Anne Sheridan

Reporter:

Anne Sheridan

Mark Quinn on a previous expedition
IT COULD have been his second entry in the history books, but Limerick climber Mark Quinn has been forced to make the descent down Gasherbrum II, one of the tallest peaks in the world, without reaching the summit.

IT COULD have been his second entry in the history books, but Limerick climber Mark Quinn has been forced to make the descent down Gasherbrum II, one of the tallest peaks in the world, without reaching the summit.

The 29 year-old Rhebogue man, who scaled Everest, the highest mountain in the world two years ago, had aimed to become the first Irishperson to climb Gasherbrum I and II, otherwise known as K4 and K5 in one single expedition.

However, Mark’s support team said that as temperatures increased on K5 in the Karakoram mountain range, which spans the borders of India, China and Pakistan, the expedition became “too dangerous” and emphasised that safety is his first concern.

“Due to melting snow they weren’t able to securely anchor safety ropes, and so on the advice of the sherpas, and their own climbing knowledge, had to abandon their summit attempt,” stated his team.

“The weather window they were hoping for wasn’t with them. They gave it their best shot and were the last climbing group to leave the mountain.”

It’s believed that Mark reached a height of 7,600m - higher than Aconcagua, the highest mountain in South America at 6960m, and also higher than Kilimanjaro, which is the highest mountain in Africa and stands at 5,895m.

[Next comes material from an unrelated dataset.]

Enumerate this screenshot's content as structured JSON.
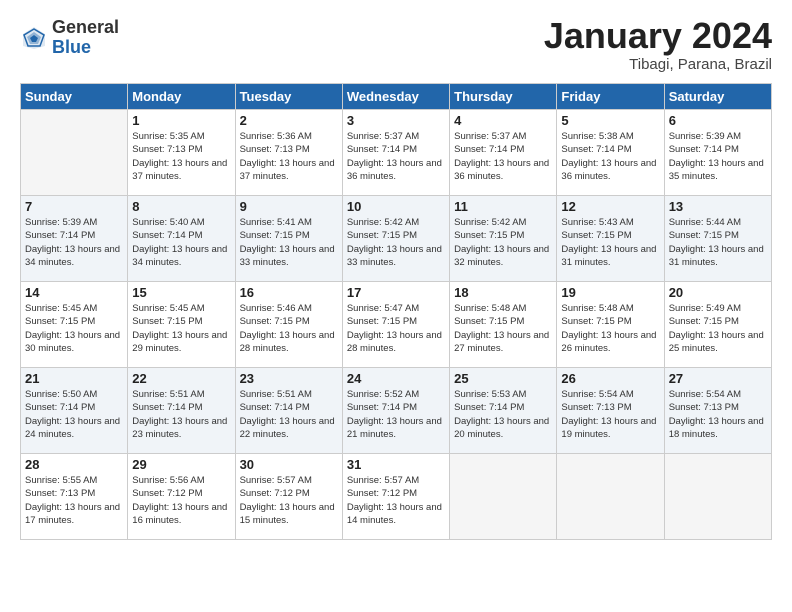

By comparison, Ireland’s highest peak, Carranthouhill, is but a fraction of that, at 1,038m.

The trip has been in the making ever since he was on Everest and he said he has been “chomping at the bit” ever since to get back there.

“Obviously he and the team are hugely disappointed, but safety is paramount, and risk was too high,” said a spokesperson.

Mark flew out from Shannon Airport in late June to begin a 50-60 day journey, trekking across glaciers and climbing both peaks which each stand at more than 8,000 metres above sea level, along with a largely Belgian expedition under the expertise of a Nepalese sherpa.

Before he left, Mark emphasised the importance of safety in any expedition.

“I always say my first priority is to get down safely, the second is to help someone in trouble if I can and the third promise I make to myself is to make it to the summit. The mountain will always be there.”

Over €1,700 has been raised to date for two of his designated charities from the climb - Headstrong, which supports young people’s mental health, and which is due to open a drop-in centre in Limerick, and Medicins Sans Frontieres (Doctors Without Borders), the world’s leading medical humanitarian organisation.

In addition, he wants to show Irish youths what you can achieve when you put your mind to it, and when you take care of your mental health.

Mark said the support of his sponsors - Tayto, River Deep Mountain High, North Face, Ovio Studios, Altitude Gym, the Jelly Bean factory - will allow for all the money raised to go directly to charity.

Mark, who hopes to pursue a career in journalism, beginning with a BA in the University of Limerick in September, has further plans to climb some of the world’s tallest mountains last year.

In his last expedition to Everest, he raised funds for the Shane Geoghegan trust, in memory of the murdered rugby player who was shot in a case of mistaken identity.

- See www.mycharity.ie/events/k4and5 to make a donation